Exercise directions: All pictures must be dropped, while the entries are given again word for word.
■ ■ ■ ■ ■ ■ ■
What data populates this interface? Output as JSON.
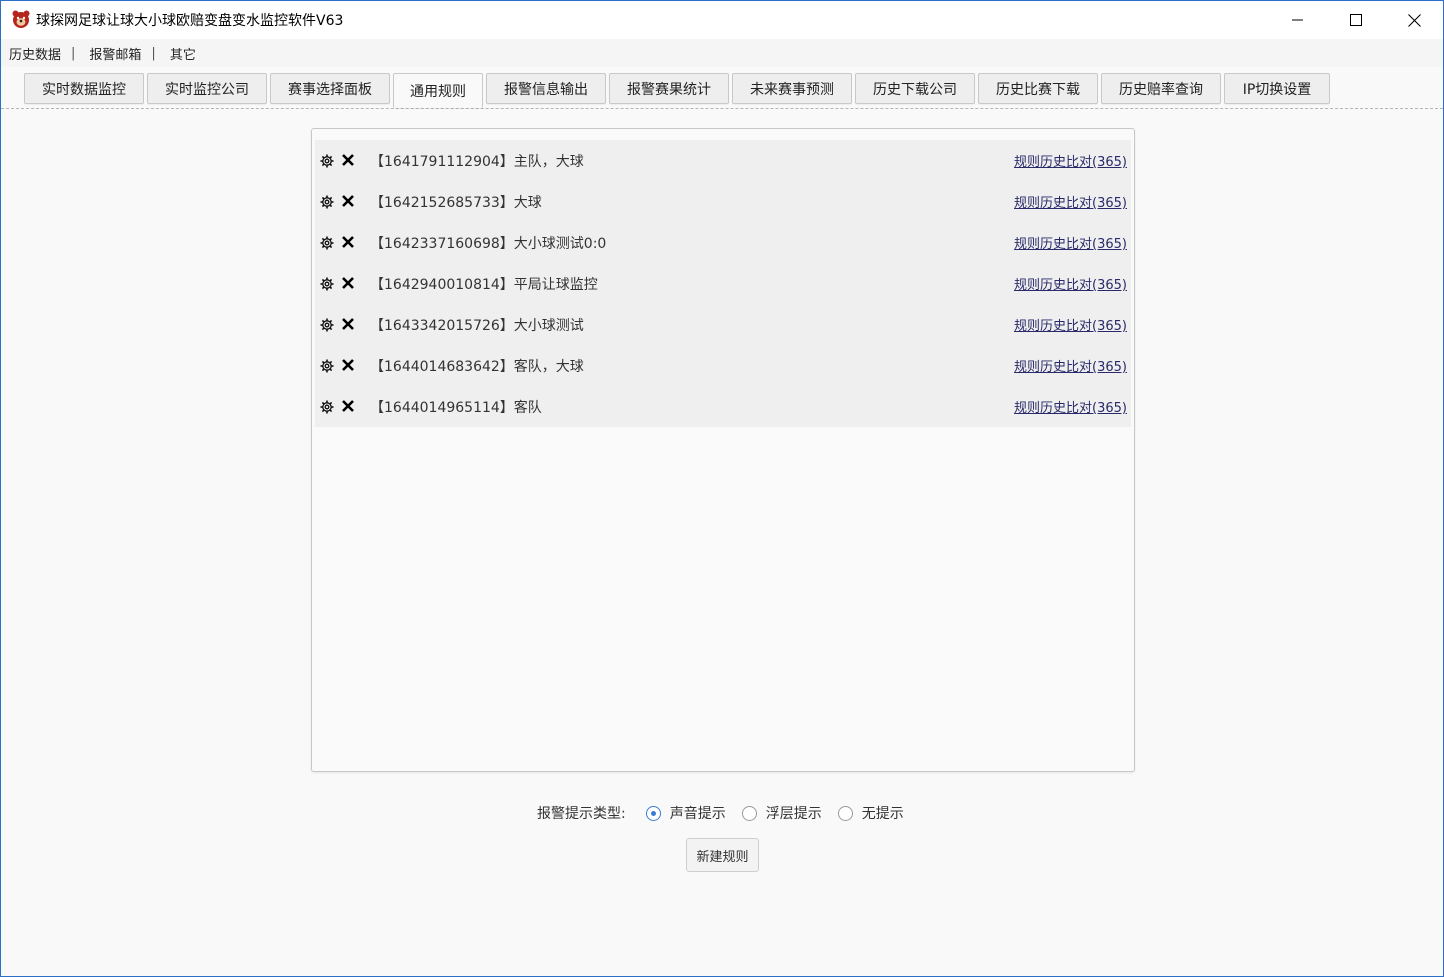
{
  "window": {
    "title": "球探网足球让球大小球欧赔变盘变水监控软件V63",
    "icon": "bear-logo-icon"
  },
  "menu": {
    "items": [
      "历史数据",
      "报警邮箱",
      "其它"
    ],
    "separator": "|"
  },
  "tabs": [
    {
      "label": "实时数据监控",
      "active": false
    },
    {
      "label": "实时监控公司",
      "active": false
    },
    {
      "label": "赛事选择面板",
      "active": false
    },
    {
      "label": "通用规则",
      "active": true
    },
    {
      "label": "报警信息输出",
      "active": false
    },
    {
      "label": "报警赛果统计",
      "active": false
    },
    {
      "label": "未来赛事预测",
      "active": false
    },
    {
      "label": "历史下载公司",
      "active": false
    },
    {
      "label": "历史比赛下载",
      "active": false
    },
    {
      "label": "历史赔率查询",
      "active": false
    },
    {
      "label": "IP切换设置",
      "active": false
    }
  ],
  "rules": [
    {
      "text": "【1641791112904】主队，大球",
      "link": "规则历史比对(365)"
    },
    {
      "text": "【1642152685733】大球",
      "link": "规则历史比对(365)"
    },
    {
      "text": "【1642337160698】大小球测试0:0",
      "link": "规则历史比对(365)"
    },
    {
      "text": "【1642940010814】平局让球监控",
      "link": "规则历史比对(365)"
    },
    {
      "text": "【1643342015726】大小球测试",
      "link": "规则历史比对(365)"
    },
    {
      "text": "【1644014683642】客队，大球",
      "link": "规则历史比对(365)"
    },
    {
      "text": "【1644014965114】客队",
      "link": "规则历史比对(365)"
    }
  ],
  "alert": {
    "label": "报警提示类型:",
    "options": [
      {
        "label": "声音提示",
        "checked": true
      },
      {
        "label": "浮层提示",
        "checked": false
      },
      {
        "label": "无提示",
        "checked": false
      }
    ]
  },
  "new_rule_button": "新建规则",
  "colors": {
    "accent": "#3b7bd6",
    "link": "#2a2a6a",
    "window_border": "#2b6fc7"
  }
}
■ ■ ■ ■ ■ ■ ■
Output:
What data populates this interface? Output as JSON.
{
  "window": {
    "title": "球探网足球让球大小球欧赔变盘变水监控软件V63",
    "icon": "bear-logo-icon"
  },
  "menu": {
    "items": [
      "历史数据",
      "报警邮箱",
      "其它"
    ],
    "separator": "|"
  },
  "tabs": [
    {
      "label": "实时数据监控",
      "active": false
    },
    {
      "label": "实时监控公司",
      "active": false
    },
    {
      "label": "赛事选择面板",
      "active": false
    },
    {
      "label": "通用规则",
      "active": true
    },
    {
      "label": "报警信息输出",
      "active": false
    },
    {
      "label": "报警赛果统计",
      "active": false
    },
    {
      "label": "未来赛事预测",
      "active": false
    },
    {
      "label": "历史下载公司",
      "active": false
    },
    {
      "label": "历史比赛下载",
      "active": false
    },
    {
      "label": "历史赔率查询",
      "active": false
    },
    {
      "label": "IP切换设置",
      "active": false
    }
  ],
  "rules": [
    {
      "text": "【1641791112904】主队，大球",
      "link": "规则历史比对(365)"
    },
    {
      "text": "【1642152685733】大球",
      "link": "规则历史比对(365)"
    },
    {
      "text": "【1642337160698】大小球测试0:0",
      "link": "规则历史比对(365)"
    },
    {
      "text": "【1642940010814】平局让球监控",
      "link": "规则历史比对(365)"
    },
    {
      "text": "【1643342015726】大小球测试",
      "link": "规则历史比对(365)"
    },
    {
      "text": "【1644014683642】客队，大球",
      "link": "规则历史比对(365)"
    },
    {
      "text": "【1644014965114】客队",
      "link": "规则历史比对(365)"
    }
  ],
  "alert": {
    "label": "报警提示类型:",
    "options": [
      {
        "label": "声音提示",
        "checked": true
      },
      {
        "label": "浮层提示",
        "checked": false
      },
      {
        "label": "无提示",
        "checked": false
      }
    ]
  },
  "new_rule_button": "新建规则",
  "colors": {
    "accent": "#3b7bd6",
    "link": "#2a2a6a",
    "window_border": "#2b6fc7"
  }
}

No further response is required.